The various types of units are named after legendary jazz musicians, and the mix includes one-bedroom condominiums starting at 900 square feet, two-bedroom townhomes from 2,000 square feet and luxurious single-family rowhomes at 3,000 square feet, housed in six distinct building types with nine different floor plans. Prices for these units ranged from the mid-$100s to the mid-$500s, at press time.
The project also includes 39 rental apartments, and 30 of these are reserved for former Chicago Housing Authority residents in a mixed-income approach to development that’s becoming common on former CHA and city-owned property throughout the city. The CHA replacement units will be managed by non-profit Century Place Development Corporation, which is a partner with Thrush and Granite Development in Jazz on the Boulevard.

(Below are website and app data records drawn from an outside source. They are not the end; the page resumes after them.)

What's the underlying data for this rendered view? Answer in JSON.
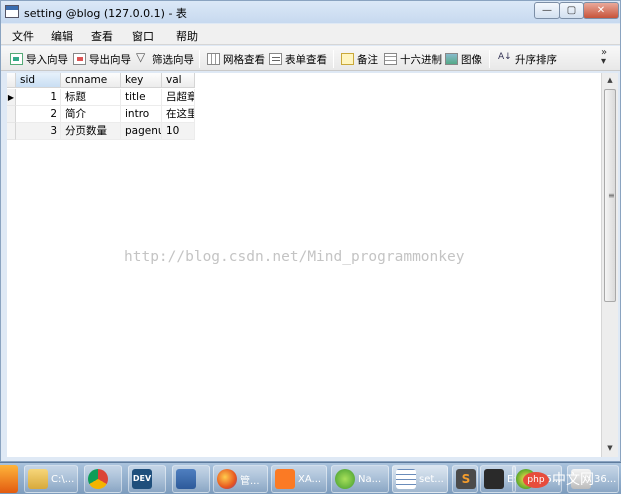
{
  "window": {
    "title": "setting @blog (127.0.0.1) - 表"
  },
  "window_controls": {
    "minimize": "—",
    "maximize": "▢",
    "close": "✕"
  },
  "menu": [
    "文件",
    "编辑",
    "查看",
    "窗口",
    "帮助"
  ],
  "toolbar": {
    "import_wizard": "导入向导",
    "export_wizard": "导出向导",
    "filter_wizard": "筛选向导",
    "grid_view": "网格查看",
    "form_view": "表单查看",
    "memo": "备注",
    "hex": "十六进制",
    "image": "图像",
    "sort": "升序排序",
    "more": "»"
  },
  "table": {
    "columns": [
      "sid",
      "cnname",
      "key",
      "val"
    ],
    "rows": [
      {
        "sid": "1",
        "cnname": "标题",
        "key": "title",
        "val": "吕超章的"
      },
      {
        "sid": "2",
        "cnname": "简介",
        "key": "intro",
        "val": "在这里储"
      },
      {
        "sid": "3",
        "cnname": "分页数量",
        "key": "pagenu",
        "val": "10"
      }
    ],
    "current_row_marker": "▶"
  },
  "watermark": "http://blog.csdn.net/Mind_programmonkey",
  "taskbar": {
    "items": [
      {
        "label": "C:\\...",
        "icon": "folder-icon"
      },
      {
        "label": "",
        "icon": "chrome-icon"
      },
      {
        "label": "DEV",
        "icon": "dev-icon"
      },
      {
        "label": "",
        "icon": "app-icon"
      },
      {
        "label": "",
        "icon": "firefox-icon"
      },
      {
        "label": "管...",
        "icon": "app-icon"
      },
      {
        "label": "XA...",
        "icon": "xampp-icon"
      },
      {
        "label": "Na...",
        "icon": "navicat-icon"
      },
      {
        "label": "set...",
        "icon": "table-icon"
      },
      {
        "label": "S",
        "icon": "sublime-icon"
      },
      {
        "label": "E:\\...",
        "icon": "explorer-icon"
      },
      {
        "label": "36...",
        "icon": "plus-icon"
      },
      {
        "label": "36...",
        "icon": "camera-icon"
      }
    ],
    "tray_text": "中文网",
    "tray_badge": "php"
  }
}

The remaining nine rentals are “workforce” housing, affordable units for families earning up to 120 percent of the metropolitan area’s median income. Twenty-eight of the for-sale units also are workforce homes, and the other 70 are market-rate. The workforce units, so dubbed because they’re designed to be affordable for teachers, city workers and others being priced out of Chicago, start around $150,000. At press time, about 20 percent of the market-rate and workforce units were under contract, and first occupancy was expected in spring of 2005.
“All of the units have the same high quality construction,” says Ryniewicz, “and the classification of units is disbursed seamlessly throughout the site and among the unit types, so that they are indistinguishable.”

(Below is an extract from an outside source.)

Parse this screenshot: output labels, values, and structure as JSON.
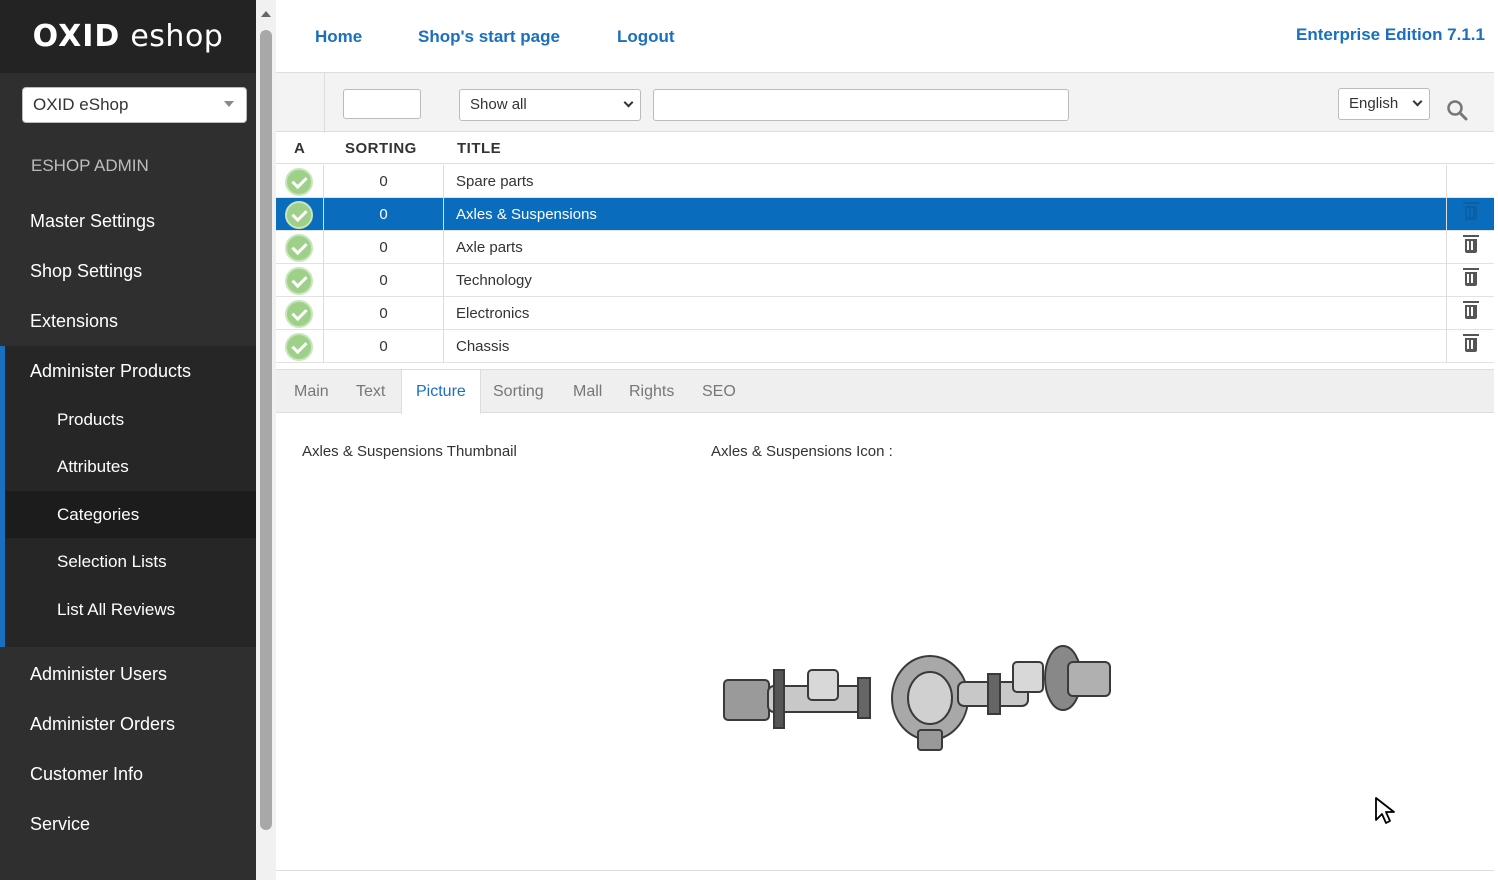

Amenities include nine-foot ceiling heights throughout the main level, hardwood floors in living areas, ceramic tile kitchens and baths, furniture quality kitchen cabinetry, designer kitchen appliances, cultured marble vanity tops, washer and dryer hookups and multimedia wiring. Exterior amenities include designer landscaping, ornamental wrought iron fencing, lighting, yards and decks.

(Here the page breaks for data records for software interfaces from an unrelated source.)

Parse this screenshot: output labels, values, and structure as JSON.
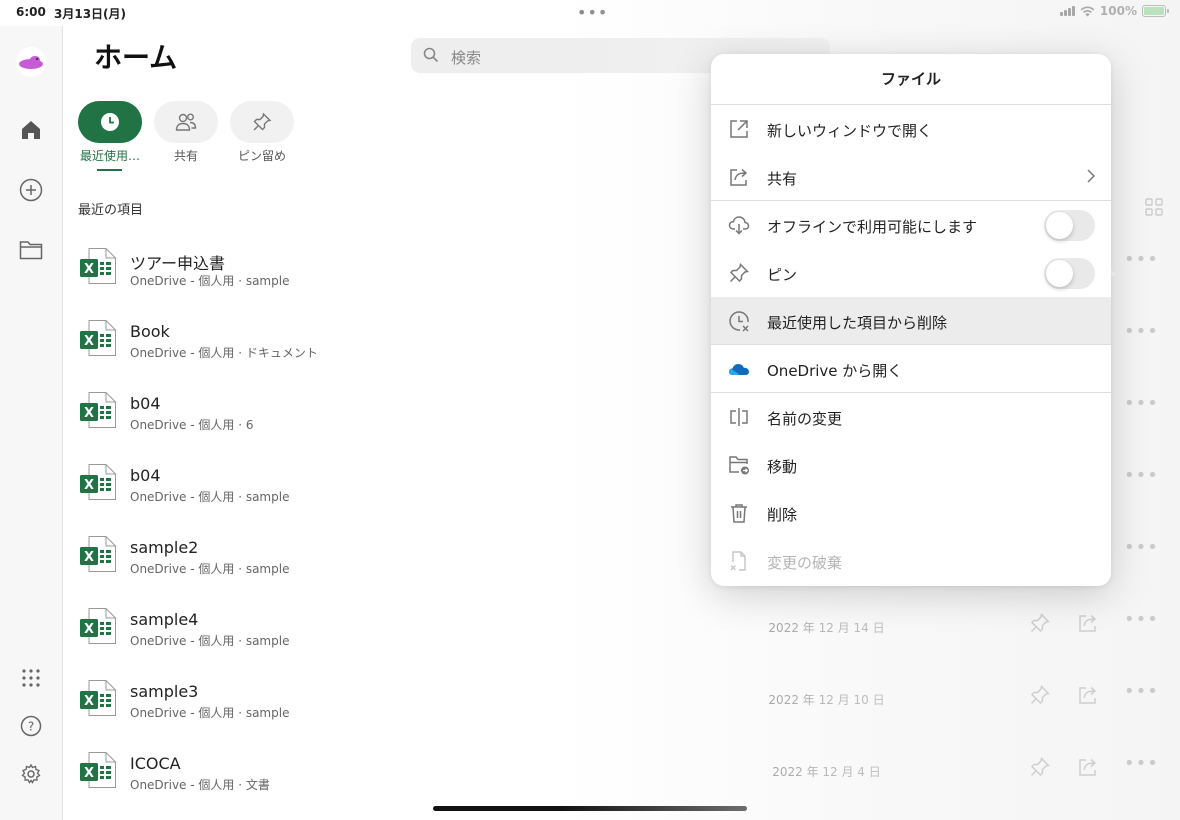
{
  "status": {
    "time": "6:00",
    "date": "3月13日(月)",
    "battery": "100%"
  },
  "page": {
    "title": "ホーム"
  },
  "search": {
    "placeholder": "検索"
  },
  "filters": [
    {
      "label": "最近使用…",
      "active": true
    },
    {
      "label": "共有",
      "active": false
    },
    {
      "label": "ピン留め",
      "active": false
    }
  ],
  "section": {
    "label": "最近の項目"
  },
  "files": [
    {
      "name": "ツアー申込書",
      "location": "OneDrive - 個人用 · sample",
      "date": ""
    },
    {
      "name": "Book",
      "location": "OneDrive - 個人用 · ドキュメント",
      "date": ""
    },
    {
      "name": "b04",
      "location": "OneDrive - 個人用 · 6",
      "date": ""
    },
    {
      "name": "b04",
      "location": "OneDrive - 個人用 · sample",
      "date": ""
    },
    {
      "name": "sample2",
      "location": "OneDrive - 個人用 · sample",
      "date": ""
    },
    {
      "name": "sample4",
      "location": "OneDrive - 個人用 · sample",
      "date": "2022 年 12 月 14 日"
    },
    {
      "name": "sample3",
      "location": "OneDrive - 個人用 · sample",
      "date": "2022 年 12 月 10 日"
    },
    {
      "name": "ICOCA",
      "location": "OneDrive - 個人用 · 文書",
      "date": "2022 年 12 月 4 日"
    }
  ],
  "popover": {
    "title": "ファイル",
    "items": [
      {
        "label": "新しいウィンドウで開く",
        "icon": "open-external-icon"
      },
      {
        "label": "共有",
        "icon": "share-icon"
      },
      {
        "label": "オフラインで利用可能にします",
        "icon": "cloud-download-icon",
        "toggle": false
      },
      {
        "label": "ピン",
        "icon": "pin-icon",
        "toggle": false
      },
      {
        "label": "最近使用した項目から削除",
        "icon": "clock-remove-icon"
      },
      {
        "label": "OneDrive から開く",
        "icon": "onedrive-icon"
      },
      {
        "label": "名前の変更",
        "icon": "rename-icon"
      },
      {
        "label": "移動",
        "icon": "move-folder-icon"
      },
      {
        "label": "削除",
        "icon": "trash-icon"
      },
      {
        "label": "変更の破棄",
        "icon": "discard-icon",
        "disabled": true
      }
    ]
  },
  "colors": {
    "accent": "#217346",
    "onedrive": "#0f6cbd"
  }
}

Thrush was one of the first builders to begin redeveloping the area with the North Kenwood-Oakland Parade of Homes in 1994 and the New Homes for North Kenwood-Oakland development in 1997, which won the Distinguished Building Award from the American Institute of Architects. The company’s involvement in continued with other projects, including the Shakespeare Townhomes, and the nearby Shakespeare Court project. Located on 46th Street, just east of Drexel, Shakespeare Court comprises six townhomes and a 46-unit condominium building. At press time, six condos priced in the $240s and two townhomes priced in the mid $300s remained for sale.
“Like Jazz on the Boulevard, Shakespeare Court blends in very well contextually with the surroundings,” says the architect, Phil Johnson, of Johnson & Lee, Ltd. “There is lots of rich brick and neighborhood textures, and while the buildings are traditional, the interiors have modern open spaces with living and kitchen area flow.”
Local Ald. Toni Preckwinkle (4th), the force behind much of the area’s redevelopment, has worked with Thrush and its president and CEO David Chase on all of these projects.
“I know all of the Thrush developments very well,” says Preckwinkle. “My constituents and I couldn’t be more pleased with their presence in our community…The Shakespeare developments are beautiful, and the whole concept of Jazz on the Boulevard is magnificent.”
As Preckwinkle points out, Thrush’s David Chase is no newcomer to the South Side, and the developer, who has long appreciated the area’s potential, sees an even brighter future looming.
“This redevelopment, reclamation, re-use, whatever you want to call it, is going to continue for many years to come,” Chase says. “The Chicago Housing Authority transformation is a powerful, powerful tool for a number of reasons. Right now there is still a faint residual fear of the area, but as we witness an infill of more developments like those Thrush has done, the scars will fade. Meanwhile, Jazz on the Boulevard and the Shakespeare developments are excellent examples of our motto – Thrush, built for life.”